Problem ▸ Exclude images, then output the remaining data verbatim.

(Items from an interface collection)
▬▬▬▬▬▬▬▬▬▬

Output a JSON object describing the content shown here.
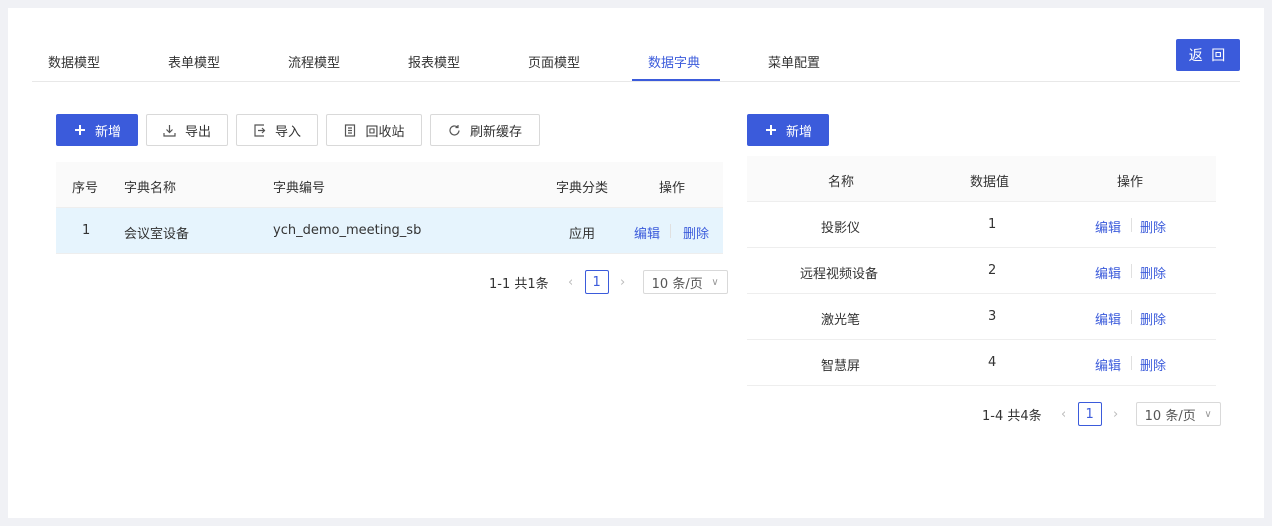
{
  "tabs": [
    {
      "label": "数据模型"
    },
    {
      "label": "表单模型"
    },
    {
      "label": "流程模型"
    },
    {
      "label": "报表模型"
    },
    {
      "label": "页面模型"
    },
    {
      "label": "数据字典",
      "active": true
    },
    {
      "label": "菜单配置"
    }
  ],
  "back_label": "返 回",
  "left": {
    "toolbar": {
      "add": "新增",
      "export": "导出",
      "import": "导入",
      "recycle": "回收站",
      "refresh": "刷新缓存"
    },
    "columns": [
      "序号",
      "字典名称",
      "字典编号",
      "字典分类",
      "操作"
    ],
    "rows": [
      {
        "index": "1",
        "name": "会议室设备",
        "code": "ych_demo_meeting_sb",
        "category": "应用",
        "edit": "编辑",
        "delete": "删除"
      }
    ],
    "pager": {
      "total": "1-1 共1条",
      "page": "1",
      "size": "10 条/页"
    }
  },
  "right": {
    "add": "新增",
    "columns": [
      "名称",
      "数据值",
      "操作"
    ],
    "rows": [
      {
        "name": "投影仪",
        "value": "1",
        "edit": "编辑",
        "delete": "删除"
      },
      {
        "name": "远程视频设备",
        "value": "2",
        "edit": "编辑",
        "delete": "删除"
      },
      {
        "name": "激光笔",
        "value": "3",
        "edit": "编辑",
        "delete": "删除"
      },
      {
        "name": "智慧屏",
        "value": "4",
        "edit": "编辑",
        "delete": "删除"
      }
    ],
    "pager": {
      "total": "1-4 共4条",
      "page": "1",
      "size": "10 条/页"
    }
  },
  "colors": {
    "accent": "#3b5bdb",
    "selected_row": "#e6f4fd",
    "header_bg": "#fafafa"
  }
}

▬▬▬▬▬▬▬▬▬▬

Finished task ▸
Output a JSON object describing the content shown here.
{
  "tabs": [
    {
      "label": "数据模型"
    },
    {
      "label": "表单模型"
    },
    {
      "label": "流程模型"
    },
    {
      "label": "报表模型"
    },
    {
      "label": "页面模型"
    },
    {
      "label": "数据字典",
      "active": true
    },
    {
      "label": "菜单配置"
    }
  ],
  "back_label": "返 回",
  "left": {
    "toolbar": {
      "add": "新增",
      "export": "导出",
      "import": "导入",
      "recycle": "回收站",
      "refresh": "刷新缓存"
    },
    "columns": [
      "序号",
      "字典名称",
      "字典编号",
      "字典分类",
      "操作"
    ],
    "rows": [
      {
        "index": "1",
        "name": "会议室设备",
        "code": "ych_demo_meeting_sb",
        "category": "应用",
        "edit": "编辑",
        "delete": "删除"
      }
    ],
    "pager": {
      "total": "1-1 共1条",
      "page": "1",
      "size": "10 条/页"
    }
  },
  "right": {
    "add": "新增",
    "columns": [
      "名称",
      "数据值",
      "操作"
    ],
    "rows": [
      {
        "name": "投影仪",
        "value": "1",
        "edit": "编辑",
        "delete": "删除"
      },
      {
        "name": "远程视频设备",
        "value": "2",
        "edit": "编辑",
        "delete": "删除"
      },
      {
        "name": "激光笔",
        "value": "3",
        "edit": "编辑",
        "delete": "删除"
      },
      {
        "name": "智慧屏",
        "value": "4",
        "edit": "编辑",
        "delete": "删除"
      }
    ],
    "pager": {
      "total": "1-4 共4条",
      "page": "1",
      "size": "10 条/页"
    }
  },
  "colors": {
    "accent": "#3b5bdb",
    "selected_row": "#e6f4fd",
    "header_bg": "#fafafa"
  }
}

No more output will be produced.